Words: 854 - Pages: 4

Free Essay

Hcr 210

...The Patient Self-Determination Act of 1990 required consumers to be provided with informed consent, information about their right to make advance health care decisions. This act is also called advance directives. The act requires that patients be given information about state laws that impact legal choices in making health care decisions. Health care facilities in every state are required by this act to notify patients 18 or older of their right to have an advance directive in their medical records. Advanced directives include living wills; do not resuscitate (DNR) orders, medical power of attorney, health care proxy, or organ or tissue donation. Every patient must be informed in written form by health care facilities of the laws in their state that are related to advance directives.

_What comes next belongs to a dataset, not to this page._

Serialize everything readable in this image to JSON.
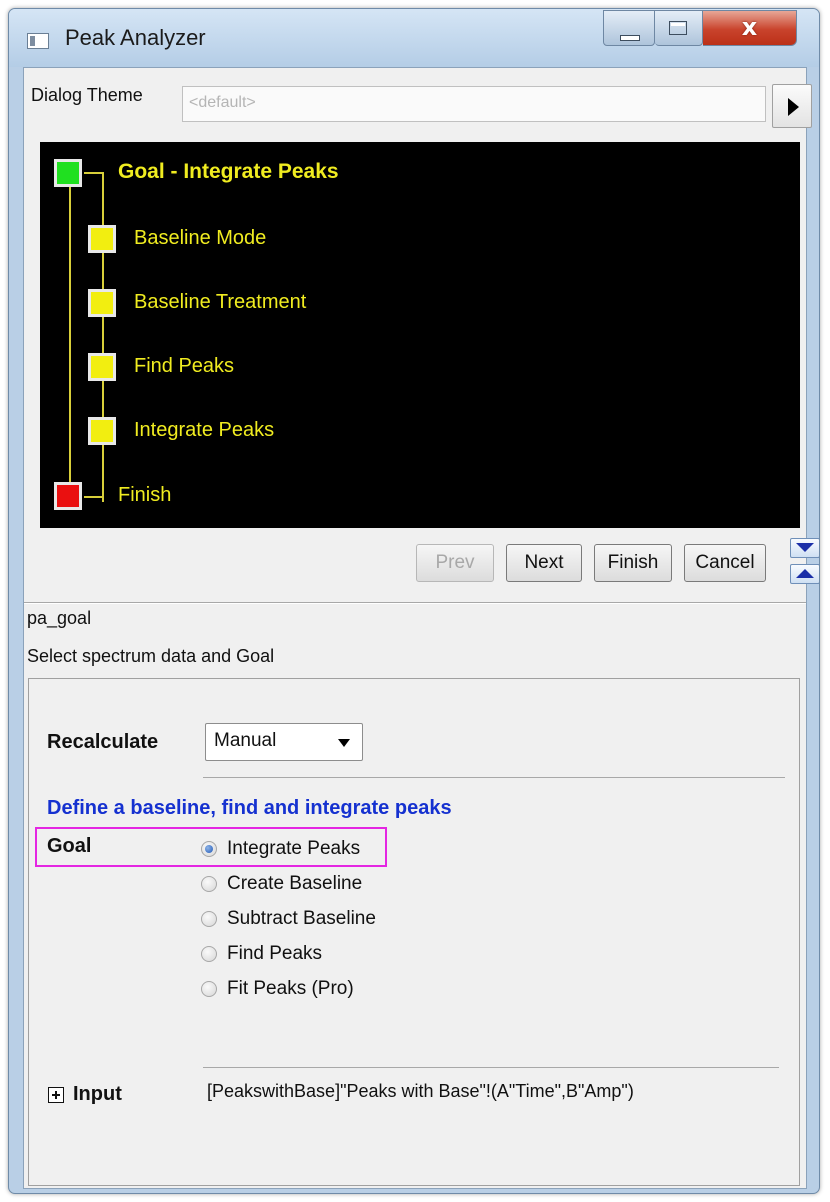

Every patient has to sign the advance directive notification form stating that they have been informed of their right to have advance directives. This provides proof for the facility that they have informed the patient. This form has made laws concerning patients right’s stricter. Records management procedures have had to make some changes to the way they do things in order to respond to this legislation. They have had to make sure when a patient comes to the hospital that they find out if they have advanced directives. Before this act this was not a question they asked when you came to the hospital. Doctor’s and the health care team have to pay closer attention to what the patient wants and do......

Words: 320 - Pages: 2

Premium Essay

Should Marijuana Be Legalized for Medical Purposes?

...Should Marijuana be legalized for Medical Purposes? Brian Daniels INTRODUCTION I. Should Marijuana be legalized for Medical Purposes? a. Should Marijuana be legalized for Medical Purposes? i. Some people agree and help aid the move to get marijuana legalized for medical use. ii. Other people disagree and help aid the move to keep marijuana illegal for medical and personal use. b. I both agree and disagree with the move to legalize medical marijuana. i. I agree the marijuana should be legalized for medical use. ii. But also disagree the marijuana should be legalized for the fact of abuse. II. Facts and information. a. As of 2012 18 states and Washington DC have legalized marijuana for medical use. b. As of November 7, 2012 there are 4 states Pending Legislation to Legalize Medical Marijuana. c. However, I am in favor for them to legalize medical marijuana in all 50 states, under strict guidelines to control the use of medical marijuana. BODY I. Pros a. It could be a source of additional tax revenues. b. Medical benefits such as those for cancer patients. c. Police and court resources would be freed up for more serious crimes II. Cons a. Marijuana is often used as a stepping-stone drug b. Driving while under the influence and other dangers would be increased. c. Some consider use of the drug as morally wrong III. Ethical, moral, or legal issues. a. Some religions prohibit the use of intoxicating substances (marijuana......

Words: 324 - Pages: 2